From the Mexican-American War to Afghanistan, they served and died
Gretel C. Kovach of the San Diego Union-Tribune newspaper reports that our nation’s war dead were once buried where they fell in battle, far from home and mournful hands to lay a wreath of flowers across their grave.
During the Civil War, the deaths of some 620,000 Americans inspired the establishment of national veterans cemeteries and what is now known as Memorial Day. Yet the great span of military history in San Diego — borne by native sons and daughters who died in distant wars and strangers who fought here to the death — stretches further back in time.
Fort Rosecrans National Cemetery, with its columns of white headstones and panoply of older monuments marching across the bluffs of Point Loma, is a poignant reminder of that history of service and sacrifice.
The oldest killed in action and later buried at Fort Rosecrans died in 1846 in the Battle of San Pasqual, California’s bloodiest conflict during the Mexican-American War and conquest of the state. Among them was Capt. Benjamin D. Moore, a 36-year-old from Paris, Kentucky serving in the Army dragoons — infantrymen who fought on horse and mule. He had charged ahead of his men to confront the Mexican commanding general alone.

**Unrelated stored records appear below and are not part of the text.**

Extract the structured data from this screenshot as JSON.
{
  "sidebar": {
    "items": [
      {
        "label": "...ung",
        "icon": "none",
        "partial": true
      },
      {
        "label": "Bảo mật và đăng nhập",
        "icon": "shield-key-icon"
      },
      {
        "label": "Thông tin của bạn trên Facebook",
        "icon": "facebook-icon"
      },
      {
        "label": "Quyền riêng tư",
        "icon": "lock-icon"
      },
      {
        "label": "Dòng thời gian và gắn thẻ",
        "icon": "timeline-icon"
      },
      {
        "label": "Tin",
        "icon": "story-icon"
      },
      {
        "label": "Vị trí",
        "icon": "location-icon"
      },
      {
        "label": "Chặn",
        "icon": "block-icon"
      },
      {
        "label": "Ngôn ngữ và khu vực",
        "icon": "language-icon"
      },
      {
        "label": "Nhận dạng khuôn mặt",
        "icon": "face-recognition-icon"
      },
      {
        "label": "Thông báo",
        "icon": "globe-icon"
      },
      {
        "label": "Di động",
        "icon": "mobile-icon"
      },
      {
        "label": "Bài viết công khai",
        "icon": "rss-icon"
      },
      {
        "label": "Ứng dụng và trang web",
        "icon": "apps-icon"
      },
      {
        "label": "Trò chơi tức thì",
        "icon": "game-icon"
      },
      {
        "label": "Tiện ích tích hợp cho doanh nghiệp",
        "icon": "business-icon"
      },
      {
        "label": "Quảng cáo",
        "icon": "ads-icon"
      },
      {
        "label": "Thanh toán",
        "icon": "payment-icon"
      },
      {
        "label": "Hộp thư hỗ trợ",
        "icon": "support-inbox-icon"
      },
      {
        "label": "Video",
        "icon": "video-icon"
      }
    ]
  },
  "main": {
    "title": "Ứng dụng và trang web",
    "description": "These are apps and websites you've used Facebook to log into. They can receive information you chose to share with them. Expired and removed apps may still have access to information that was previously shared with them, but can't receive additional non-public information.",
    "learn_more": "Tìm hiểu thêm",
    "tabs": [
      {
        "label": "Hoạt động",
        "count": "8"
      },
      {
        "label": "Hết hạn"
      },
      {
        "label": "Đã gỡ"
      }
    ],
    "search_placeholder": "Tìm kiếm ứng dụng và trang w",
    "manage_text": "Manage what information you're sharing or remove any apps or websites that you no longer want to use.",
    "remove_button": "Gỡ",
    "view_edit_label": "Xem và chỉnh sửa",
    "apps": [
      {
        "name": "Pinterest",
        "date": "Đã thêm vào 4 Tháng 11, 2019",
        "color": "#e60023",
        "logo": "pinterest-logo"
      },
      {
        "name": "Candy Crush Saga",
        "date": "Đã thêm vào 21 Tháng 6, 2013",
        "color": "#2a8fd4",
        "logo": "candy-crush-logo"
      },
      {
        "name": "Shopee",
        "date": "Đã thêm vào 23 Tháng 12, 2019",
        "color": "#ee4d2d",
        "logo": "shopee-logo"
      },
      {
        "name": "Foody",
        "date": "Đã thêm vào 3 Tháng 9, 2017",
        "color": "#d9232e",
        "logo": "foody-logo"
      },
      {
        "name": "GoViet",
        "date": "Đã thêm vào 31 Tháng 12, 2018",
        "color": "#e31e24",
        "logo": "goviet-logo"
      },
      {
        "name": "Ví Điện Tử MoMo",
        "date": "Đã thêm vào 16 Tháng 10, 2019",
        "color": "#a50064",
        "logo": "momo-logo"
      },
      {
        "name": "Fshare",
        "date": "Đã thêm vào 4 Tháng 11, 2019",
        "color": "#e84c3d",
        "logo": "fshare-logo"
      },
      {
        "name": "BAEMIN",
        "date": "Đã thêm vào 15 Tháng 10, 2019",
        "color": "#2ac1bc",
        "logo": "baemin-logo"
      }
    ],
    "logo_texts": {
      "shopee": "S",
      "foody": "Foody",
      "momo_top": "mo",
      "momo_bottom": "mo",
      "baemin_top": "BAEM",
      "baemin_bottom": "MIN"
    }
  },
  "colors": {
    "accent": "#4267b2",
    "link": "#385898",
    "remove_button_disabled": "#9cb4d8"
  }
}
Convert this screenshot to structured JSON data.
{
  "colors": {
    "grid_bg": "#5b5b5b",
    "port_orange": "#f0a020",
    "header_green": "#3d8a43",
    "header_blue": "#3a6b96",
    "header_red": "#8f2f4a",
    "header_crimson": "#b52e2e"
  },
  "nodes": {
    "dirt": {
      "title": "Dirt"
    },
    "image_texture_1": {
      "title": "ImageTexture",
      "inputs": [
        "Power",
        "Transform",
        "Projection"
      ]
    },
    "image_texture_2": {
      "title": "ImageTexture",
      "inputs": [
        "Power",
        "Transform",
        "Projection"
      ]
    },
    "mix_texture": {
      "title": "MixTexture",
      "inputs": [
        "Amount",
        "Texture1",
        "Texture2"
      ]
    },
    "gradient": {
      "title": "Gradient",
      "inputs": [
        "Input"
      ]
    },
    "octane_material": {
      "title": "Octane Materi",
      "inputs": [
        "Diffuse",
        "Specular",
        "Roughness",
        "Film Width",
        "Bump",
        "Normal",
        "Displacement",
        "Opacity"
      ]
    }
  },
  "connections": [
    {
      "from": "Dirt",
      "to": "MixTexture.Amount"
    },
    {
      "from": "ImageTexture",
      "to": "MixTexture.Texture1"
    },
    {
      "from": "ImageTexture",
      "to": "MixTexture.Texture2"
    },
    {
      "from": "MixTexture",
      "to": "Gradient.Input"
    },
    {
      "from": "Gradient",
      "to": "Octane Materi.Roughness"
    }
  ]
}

Army Cpl. Kenneth Necochea Jr., a 21-year-old San Diegan sent to Afghanistan with the 101st Airborne Division, is the most recent. Necochea, who was killed with five other US soldiers late last year in a suicide car bomb attack, was buried at Fort Rosecrans in December. He had not expected to return home from his first combat tour alive.
On Memorial Day, when Americans pause to reflect on those fallen from the ranks, it bears remembering how these two soldiers laid to rest in San Diego lived and died.